Your instructions. All lines in the material containing the word "icon" need to be copied.

Given entries.
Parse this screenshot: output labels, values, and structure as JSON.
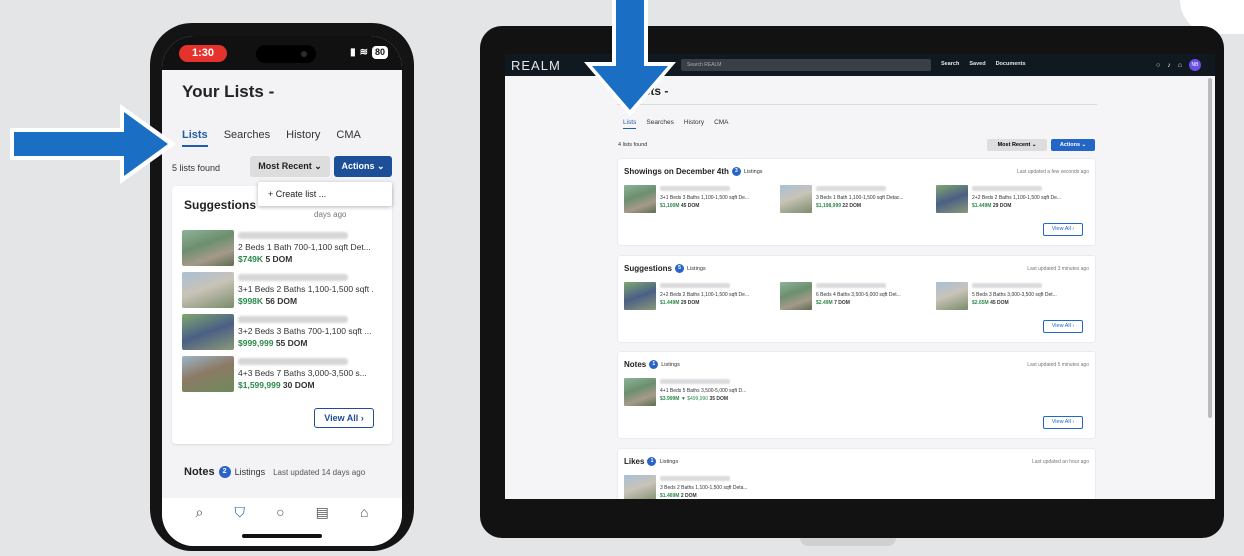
{
  "phone": {
    "status": {
      "time": "1:30",
      "battery": "80"
    },
    "title": "Your Lists -",
    "tabs": [
      {
        "label": "Lists"
      },
      {
        "label": "Searches"
      },
      {
        "label": "History"
      },
      {
        "label": "CMA"
      }
    ],
    "count": "5 lists found",
    "sort_label": "Most Recent",
    "actions_label": "Actions",
    "dropdown_item": "+ Create list ...",
    "suggestions": {
      "title": "Suggestions",
      "updated": "days ago",
      "listings": [
        {
          "specs": "2 Beds 1 Bath 700-1,100 sqft Det...",
          "price": "$749K",
          "dom": "5 DOM"
        },
        {
          "specs": "3+1 Beds 2 Baths 1,100-1,500 sqft .",
          "price": "$998K",
          "dom": "56 DOM"
        },
        {
          "specs": "3+2 Beds 3 Baths 700-1,100 sqft ...",
          "price": "$999,999",
          "dom": "55 DOM"
        },
        {
          "specs": "4+3 Beds 7 Baths 3,000-3,500 s...",
          "price": "$1,599,999",
          "dom": "30 DOM"
        }
      ],
      "view_all": "View All"
    },
    "notes": {
      "title": "Notes",
      "badge": "2",
      "label": "Listings",
      "updated": "Last updated 14 days ago"
    },
    "bottom_nav": [
      {
        "icon": "search-icon",
        "glyph": "⌕"
      },
      {
        "icon": "bookmark-icon",
        "glyph": "⛉"
      },
      {
        "icon": "chat-icon",
        "glyph": "○"
      },
      {
        "icon": "documents-icon",
        "glyph": "▤"
      },
      {
        "icon": "home-icon",
        "glyph": "⌂"
      }
    ]
  },
  "laptop": {
    "logo": "REALM",
    "search_placeholder": "Search REALM",
    "nav_links": [
      "Search",
      "Saved",
      "Documents"
    ],
    "avatar": "NB",
    "title": "Lists -",
    "tabs": [
      {
        "label": "Lists"
      },
      {
        "label": "Searches"
      },
      {
        "label": "History"
      },
      {
        "label": "CMA"
      }
    ],
    "count": "4 lists found",
    "sort_label": "Most Recent",
    "actions_label": "Actions",
    "cards": [
      {
        "title": "Showings on December 4th",
        "badge": "3",
        "label": "Listings",
        "updated": "Last updated a few seconds ago",
        "listings": [
          {
            "specs": "3+1 Beds 3 Baths 1,100-1,500 sqft De...",
            "price": "$1,100M",
            "dom": "45 DOM"
          },
          {
            "specs": "3 Beds 1 Bath 1,100-1,500 sqft Detac...",
            "price": "$1,198,999",
            "dom": "22 DOM"
          },
          {
            "specs": "2+2 Beds 2 Baths 1,100-1,500 sqft De...",
            "price": "$1.449M",
            "dom": "29 DOM"
          }
        ],
        "view_all": "View All"
      },
      {
        "title": "Suggestions",
        "badge": "5",
        "label": "Listings",
        "updated": "Last updated 3 minutes ago",
        "listings": [
          {
            "specs": "2+2 Beds 2 Baths 1,100-1,500 sqft De...",
            "price": "$1.449M",
            "dom": "29 DOM"
          },
          {
            "specs": "6 Beds 4 Baths 3,500-5,000 sqft Det...",
            "price": "$2.49M",
            "dom": "7 DOM"
          },
          {
            "specs": "5 Beds 3 Baths 3,000-3,500 sqft Det...",
            "price": "$2.65M",
            "dom": "45 DOM"
          }
        ],
        "view_all": "View All"
      },
      {
        "title": "Notes",
        "badge": "1",
        "label": "Listings",
        "updated": "Last updated 5 minutes ago",
        "listings": [
          {
            "specs": "4+1 Beds 5 Baths 3,500-5,000 sqft D...",
            "price": "$3.999M",
            "reduced": "▼ $499,990",
            "dom": "35 DOM"
          }
        ],
        "view_all": "View All"
      },
      {
        "title": "Likes",
        "badge": "1",
        "label": "Listings",
        "updated": "Last updated an hour ago",
        "listings": [
          {
            "specs": "3 Beds 2 Baths 1,100-1,500 sqft Deta...",
            "price": "$1.469M",
            "dom": "2 DOM"
          }
        ]
      }
    ]
  },
  "colors": {
    "accent": "#1f5ea8",
    "arrow": "#1a6fc4",
    "price_green": "#2c8a4a",
    "nav_dark": "#101820"
  }
}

Written response.
        "icon": "search-icon",
        "icon": "bookmark-icon",
        "icon": "chat-icon",
        "icon": "documents-icon",
        "icon": "home-icon",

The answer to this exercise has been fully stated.